A ‘land-banking’ scheme through which members of the public were invited to invest in plots of land in the hope of profiting from their development potential was a ‘collective investment scheme’ within the meaning of section 235 the Financial Services and Markets Act 2000 and thus subject to regulation by the Financial Services Authority (FSA), the High Court has ruled.
Two companies, one of them English the other Panamanian, had, through their broking and sales staff and with the knowledge of members of their senior management, invited or induced private investors to participate in the scheme – which operated between 2007 and 2012 – without the required authority and in contravention of sections 19 and 21 of the act.

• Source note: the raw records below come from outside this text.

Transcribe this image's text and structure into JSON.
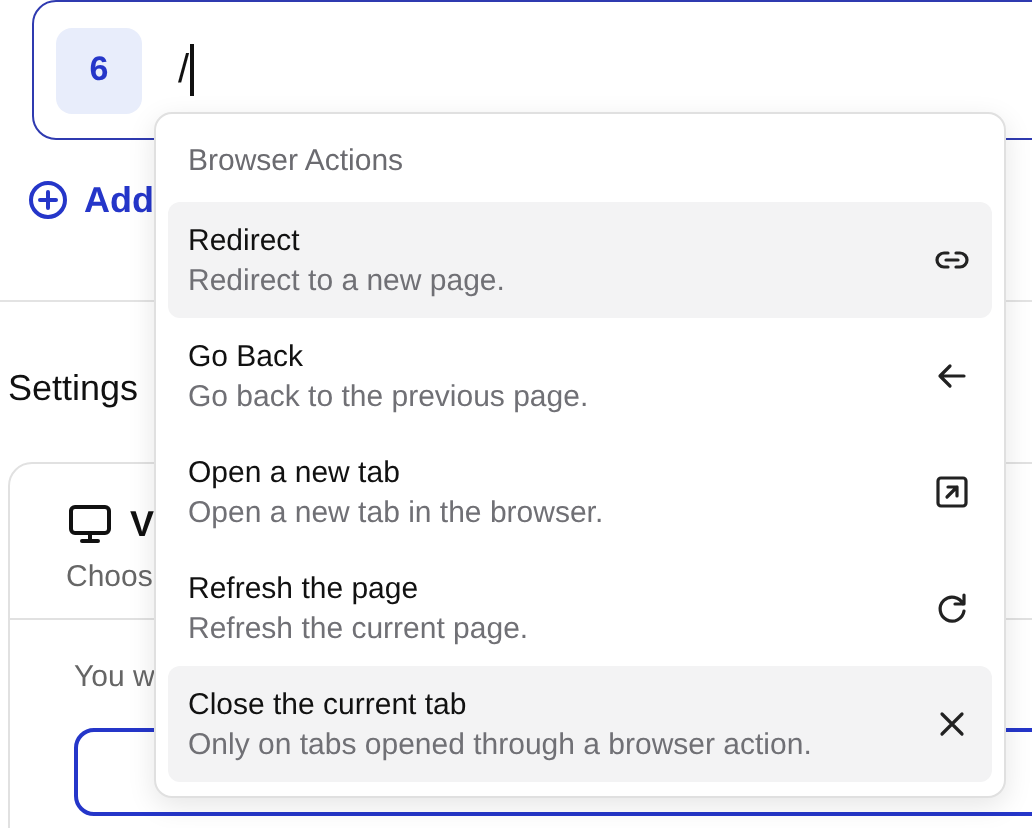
{
  "step_field": {
    "badge": "6",
    "value": "/"
  },
  "add_link": {
    "label": "Add"
  },
  "settings": {
    "title": "Settings",
    "card": {
      "title": "V",
      "subtitle": "Choos",
      "body": "You w"
    }
  },
  "menu": {
    "header": "Browser Actions",
    "items": [
      {
        "title": "Redirect",
        "description": "Redirect to a new page.",
        "kind": "link",
        "highlighted": true
      },
      {
        "title": "Go Back",
        "description": "Go back to the previous page.",
        "kind": "back",
        "highlighted": false
      },
      {
        "title": "Open a new tab",
        "description": "Open a new tab in the browser.",
        "kind": "external",
        "highlighted": false
      },
      {
        "title": "Refresh the page",
        "description": "Refresh the current page.",
        "kind": "refresh",
        "highlighted": false
      },
      {
        "title": "Close the current tab",
        "description": "Only on tabs opened through a browser action.",
        "kind": "close",
        "highlighted": true
      }
    ]
  }
}
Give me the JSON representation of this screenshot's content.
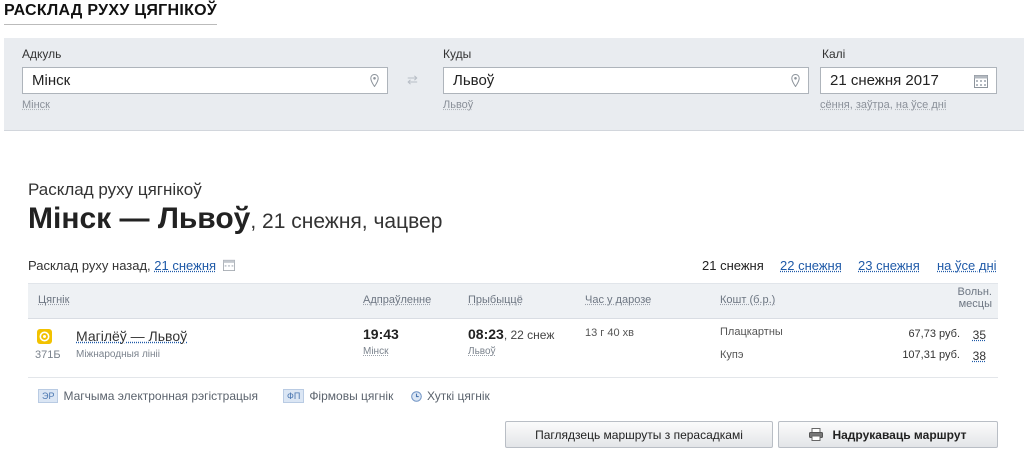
{
  "page_heading": "РАСКЛАД РУХУ ЦЯГНІКОЎ",
  "search": {
    "from": {
      "label": "Адкуль",
      "value": "Мінск",
      "hint": "Мінск",
      "icon": "map-pin-icon"
    },
    "to": {
      "label": "Куды",
      "value": "Львоў",
      "hint": "Львоў",
      "icon": "map-pin-icon"
    },
    "date": {
      "label": "Калі",
      "value": "21 снежня 2017",
      "icon": "calendar-icon",
      "hints": [
        "сёння",
        "заўтра",
        "на ўсе дні"
      ]
    },
    "swap_icon": "swap-arrows-icon",
    "swap_glyph": "⇄"
  },
  "result": {
    "subtitle": "Расклад руху цягнікоў",
    "route": "Мінск — Львоў",
    "date_line": ", 21 снежня, чацвер",
    "back_label": "Расклад руху назад,",
    "back_link": "21 снежня",
    "dates": {
      "current": "21 снежня",
      "next1": "22 снежня",
      "next2": "23 снежня",
      "all": "на ўсе дні"
    }
  },
  "table": {
    "headers": {
      "train": "Цягнік",
      "departure": "Адпраўленне",
      "arrival": "Прыбыццё",
      "duration": "Час у дарозе",
      "price": "Кошт (б.р.)",
      "seats_line1": "Вольн.",
      "seats_line2": "месцы"
    },
    "rows": [
      {
        "train_icon": "train-icon",
        "number": "371Б",
        "name": "Магілёў — Львоў",
        "category": "Міжнародныя лініі",
        "dep_time": "19:43",
        "dep_station": "Мінск",
        "arr_time": "08:23",
        "arr_date": ", 22 снеж",
        "arr_station": "Львоў",
        "duration": "13 г 40 хв",
        "classes": [
          {
            "name": "Плацкартны",
            "price": "67,73 руб.",
            "seats": "35"
          },
          {
            "name": "Купэ",
            "price": "107,31 руб.",
            "seats": "38"
          }
        ]
      }
    ]
  },
  "legend": {
    "er_badge": "ЭР",
    "er_label": "Магчыма электронная рэгістрацыя",
    "fp_badge": "ФП",
    "fp_label": "Фірмовы цягнік",
    "fast_icon": "clock-icon",
    "fast_label": "Хуткі цягнік"
  },
  "buttons": {
    "transfers": "Паглядзець маршруты з перасадкамі",
    "print": "Надрукаваць маршрут",
    "print_icon": "printer-icon"
  },
  "colors": {
    "link": "#1f5aa8",
    "panel": "#e9ecf0",
    "train_icon": "#f2c200"
  }
}
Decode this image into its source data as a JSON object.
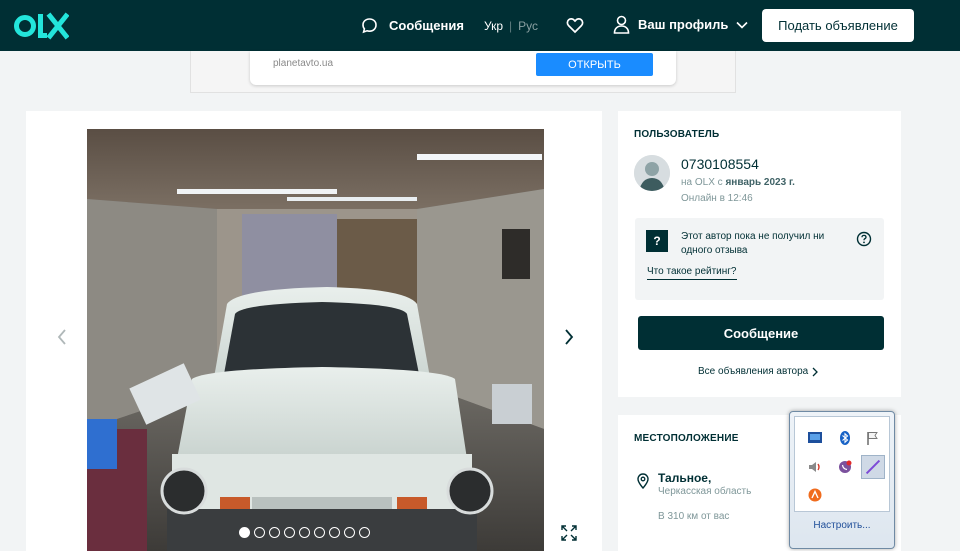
{
  "header": {
    "logo_text": "OLX",
    "messages_label": "Сообщения",
    "lang_ukr": "Укр",
    "lang_sep": "|",
    "lang_rus": "Рус",
    "profile_label": "Ваш профиль",
    "post_ad_label": "Подать объявление"
  },
  "ad_banner": {
    "site": "planetavto.ua",
    "open_label": "ОТКРЫТЬ"
  },
  "gallery": {
    "photo_count": 9,
    "active_index": 0
  },
  "user_card": {
    "title": "ПОЛЬЗОВАТЕЛЬ",
    "phone": "0730108554",
    "since_prefix": "на OLX с",
    "since_date": "январь 2023 г.",
    "online": "Онлайн в 12:46",
    "rating_badge": "?",
    "rating_text": "Этот автор пока не получил ни одного отзыва",
    "rating_link": "Что такое рейтинг?",
    "message_label": "Сообщение",
    "all_ads_label": "Все объявления автора"
  },
  "location_card": {
    "title": "МЕСТОПОЛОЖЕНИЕ",
    "city": "Тальное,",
    "region": "Черкасская область",
    "distance": "В 310 км от вас"
  },
  "tray": {
    "configure_label": "Настроить..."
  },
  "colors": {
    "brand_dark": "#002f34",
    "brand_teal": "#23e5db",
    "ad_button": "#1a8cff"
  }
}
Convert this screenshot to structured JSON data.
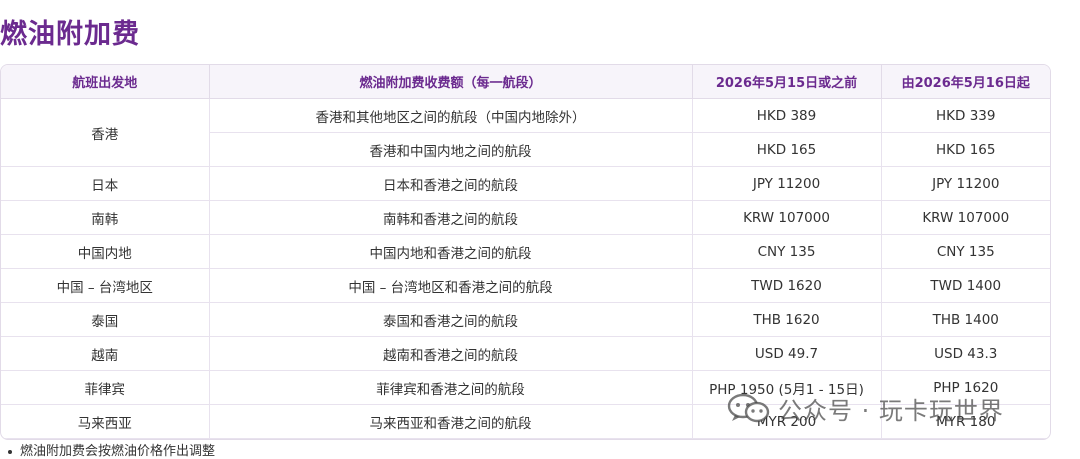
{
  "title": "燃油附加费",
  "table": {
    "headers": [
      "航班出发地",
      "燃油附加费收费额（每一航段）",
      "2026年5月15日或之前",
      "由2026年5月16日起"
    ],
    "rows": [
      {
        "origin": "香港",
        "segment": "香港和其他地区之间的航段（中国内地除外）",
        "before": "HKD 389",
        "after": "HKD 339"
      },
      {
        "origin": "",
        "segment": "香港和中国内地之间的航段",
        "before": "HKD 165",
        "after": "HKD 165"
      },
      {
        "origin": "日本",
        "segment": "日本和香港之间的航段",
        "before": "JPY 11200",
        "after": "JPY 11200"
      },
      {
        "origin": "南韩",
        "segment": "南韩和香港之间的航段",
        "before": "KRW 107000",
        "after": "KRW 107000"
      },
      {
        "origin": "中国内地",
        "segment": "中国内地和香港之间的航段",
        "before": "CNY 135",
        "after": "CNY 135"
      },
      {
        "origin": "中国 – 台湾地区",
        "segment": "中国 – 台湾地区和香港之间的航段",
        "before": "TWD 1620",
        "after": "TWD 1400"
      },
      {
        "origin": "泰国",
        "segment": "泰国和香港之间的航段",
        "before": "THB 1620",
        "after": "THB 1400"
      },
      {
        "origin": "越南",
        "segment": "越南和香港之间的航段",
        "before": "USD 49.7",
        "after": "USD 43.3"
      },
      {
        "origin": "菲律宾",
        "segment": "菲律宾和香港之间的航段",
        "before": "PHP 1950 (5月1 - 15日)",
        "after": "PHP 1620"
      },
      {
        "origin": "马来西亚",
        "segment": "马来西亚和香港之间的航段",
        "before": "MYR 200",
        "after": "MYR 180"
      }
    ]
  },
  "footnote": "燃油附加费会按燃油价格作出调整",
  "watermark": "公众号 · 玩卡玩世界",
  "colors": {
    "accent": "#6b2a8f",
    "header_bg": "#f7f4fa",
    "border": "#e2dbe8"
  },
  "icons": {
    "watermark": "wechat-logo-icon"
  }
}
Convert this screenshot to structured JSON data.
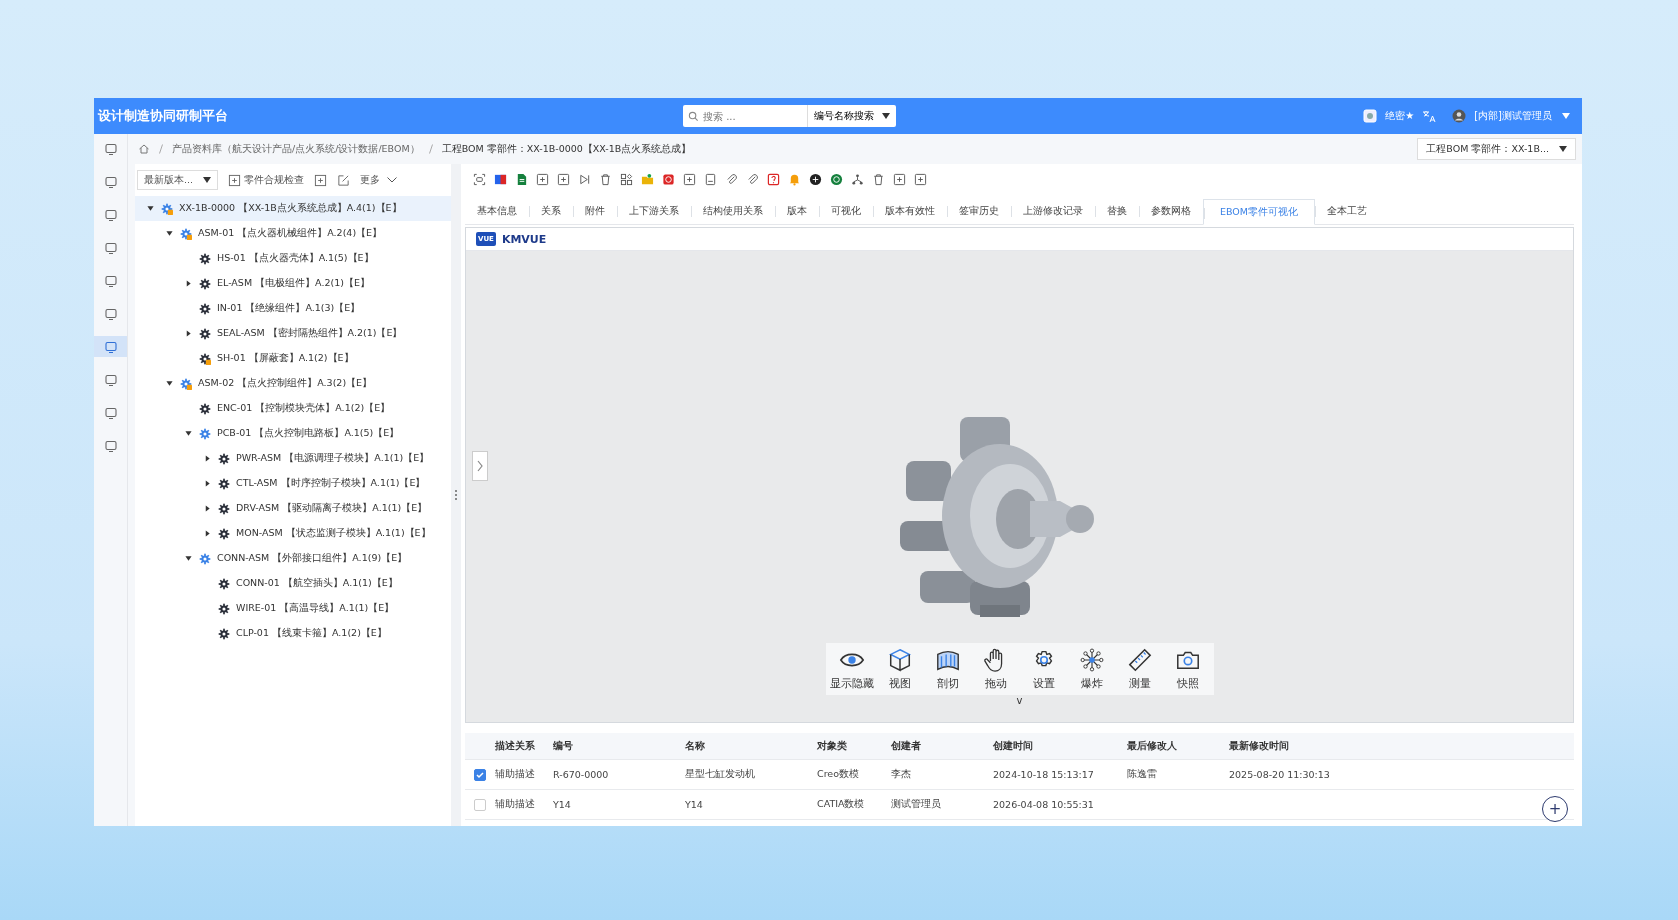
{
  "header": {
    "title": "设计制造协同研制平台",
    "search": {
      "placeholder": "搜索 ...",
      "mode": "编号名称搜索"
    },
    "security": "绝密★",
    "user": "[内部]测试管理员"
  },
  "rail": [
    {
      "selected": false
    },
    {
      "selected": false
    },
    {
      "selected": false
    },
    {
      "selected": false
    },
    {
      "selected": false
    },
    {
      "selected": false
    },
    {
      "selected": true
    },
    {
      "selected": false
    },
    {
      "selected": false
    },
    {
      "selected": false
    }
  ],
  "breadcrumb": [
    "产品资料库（航天设计产品/点火系统/设计数据/EBOM）",
    "工程BOM 零部件：XX-1B-0000【XX-1B点火系统总成】"
  ],
  "object_select": "工程BOM 零部件：XX-1B...",
  "tree_toolbar": {
    "version_select": "最新版本...",
    "check_button": "零件合规检查",
    "more": "更多"
  },
  "tree": [
    {
      "label": "XX-1B-0000 【XX-1B点火系统总成】A.4(1)【E】",
      "kind": "assembly",
      "expanded": true,
      "selected": true,
      "children": [
        {
          "label": "ASM-01 【点火器机械组件】A.2(4)【E】",
          "kind": "assembly",
          "expanded": true,
          "selected": false,
          "children": [
            {
              "label": "HS-01 【点火器壳体】A.1(5)【E】",
              "kind": "part",
              "selected": false
            },
            {
              "label": "EL-ASM 【电极组件】A.2(1)【E】",
              "kind": "part",
              "expanded": false,
              "selected": false
            },
            {
              "label": "IN-01 【绝缘组件】A.1(3)【E】",
              "kind": "part",
              "selected": false
            },
            {
              "label": "SEAL-ASM 【密封隔热组件】A.2(1)【E】",
              "kind": "part",
              "expanded": false,
              "selected": false
            },
            {
              "label": "SH-01 【屏蔽套】A.1(2)【E】",
              "kind": "marked",
              "selected": false
            }
          ]
        },
        {
          "label": "ASM-02 【点火控制组件】A.3(2)【E】",
          "kind": "assembly",
          "expanded": true,
          "selected": false,
          "children": [
            {
              "label": "ENC-01 【控制模块壳体】A.1(2)【E】",
              "kind": "part",
              "selected": false
            },
            {
              "label": "PCB-01 【点火控制电路板】A.1(5)【E】",
              "kind": "sub",
              "expanded": true,
              "selected": false,
              "children": [
                {
                  "label": "PWR-ASM 【电源调理子模块】A.1(1)【E】",
                  "kind": "part",
                  "expanded": false,
                  "selected": false
                },
                {
                  "label": "CTL-ASM 【时序控制子模块】A.1(1)【E】",
                  "kind": "part",
                  "expanded": false,
                  "selected": false
                },
                {
                  "label": "DRV-ASM 【驱动隔离子模块】A.1(1)【E】",
                  "kind": "part",
                  "expanded": false,
                  "selected": false
                },
                {
                  "label": "MON-ASM 【状态监测子模块】A.1(1)【E】",
                  "kind": "part",
                  "expanded": false,
                  "selected": false
                }
              ]
            },
            {
              "label": "CONN-ASM 【外部接口组件】A.1(9)【E】",
              "kind": "sub",
              "expanded": true,
              "selected": false,
              "children": [
                {
                  "label": "CONN-01 【航空插头】A.1(1)【E】",
                  "kind": "part",
                  "selected": false
                },
                {
                  "label": "WIRE-01 【高温导线】A.1(1)【E】",
                  "kind": "part",
                  "selected": false
                },
                {
                  "label": "CLP-01 【线束卡箍】A.1(2)【E】",
                  "kind": "part",
                  "selected": false
                }
              ]
            }
          ]
        }
      ]
    }
  ],
  "tabs": [
    {
      "label": "基本信息",
      "selected": false
    },
    {
      "label": "关系",
      "selected": false
    },
    {
      "label": "附件",
      "selected": false
    },
    {
      "label": "上下游关系",
      "selected": false
    },
    {
      "label": "结构使用关系",
      "selected": false
    },
    {
      "label": "版本",
      "selected": false
    },
    {
      "label": "可视化",
      "selected": false
    },
    {
      "label": "版本有效性",
      "selected": false
    },
    {
      "label": "签审历史",
      "selected": false
    },
    {
      "label": "上游修改记录",
      "selected": false
    },
    {
      "label": "替换",
      "selected": false
    },
    {
      "label": "参数网格",
      "selected": false
    },
    {
      "label": "EBOM零件可视化",
      "selected": true
    },
    {
      "label": "全本工艺",
      "selected": false
    }
  ],
  "viewer": {
    "logo": "VUE",
    "title": "KMVUE",
    "tools": [
      {
        "kind": "eye",
        "label": "显示隐藏"
      },
      {
        "kind": "cube",
        "label": "视图"
      },
      {
        "kind": "section",
        "label": "剖切"
      },
      {
        "kind": "hand",
        "label": "拖动"
      },
      {
        "kind": "gear",
        "label": "设置"
      },
      {
        "kind": "explode",
        "label": "爆炸"
      },
      {
        "kind": "ruler",
        "label": "测量"
      },
      {
        "kind": "camera",
        "label": "快照"
      }
    ],
    "collapse": "v"
  },
  "table": {
    "columns": [
      "描述关系",
      "编号",
      "名称",
      "对象类",
      "创建者",
      "创建时间",
      "最后修改人",
      "最新修改时间"
    ],
    "rows": [
      {
        "checked": true,
        "cells": [
          "辅助描述",
          "R-670-0000",
          "星型七缸发动机",
          "Creo数模",
          "李杰",
          "2024-10-18 15:13:17",
          "陈逸雷",
          "2025-08-20 11:30:13"
        ]
      },
      {
        "checked": false,
        "cells": [
          "辅助描述",
          "Y14",
          "Y14",
          "CATIA数模",
          "测试管理员",
          "2026-04-08 10:55:31",
          "",
          ""
        ]
      }
    ]
  },
  "fab": "+"
}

Members of the public had been persuaded to invest substantial sums in the purchase of sub-divided plots on receiving representations from sales personnel that the companies would endeavour to obtain planning consent in respect of them or otherwise seek to have them ‘re-zoned’ for residential building purposes with a view to selling them on to developers at a profit. The scheme was brought to an end when a worldwide asset freezing order was issued against the companies and members of their management in June 2012.
After hearing evidence from several private investors who lost money through their involvement in the scheme, the court granted to the FSA declarations that both companies had contravened the ban on unauthorised persons operating collective investment schemes and that two members of their senior management had been knowingly concerned in such contraventions. The court granted appropriate injunctive relief and ordered inquiries to be made and accounts to be takn of profits generated by the scheme.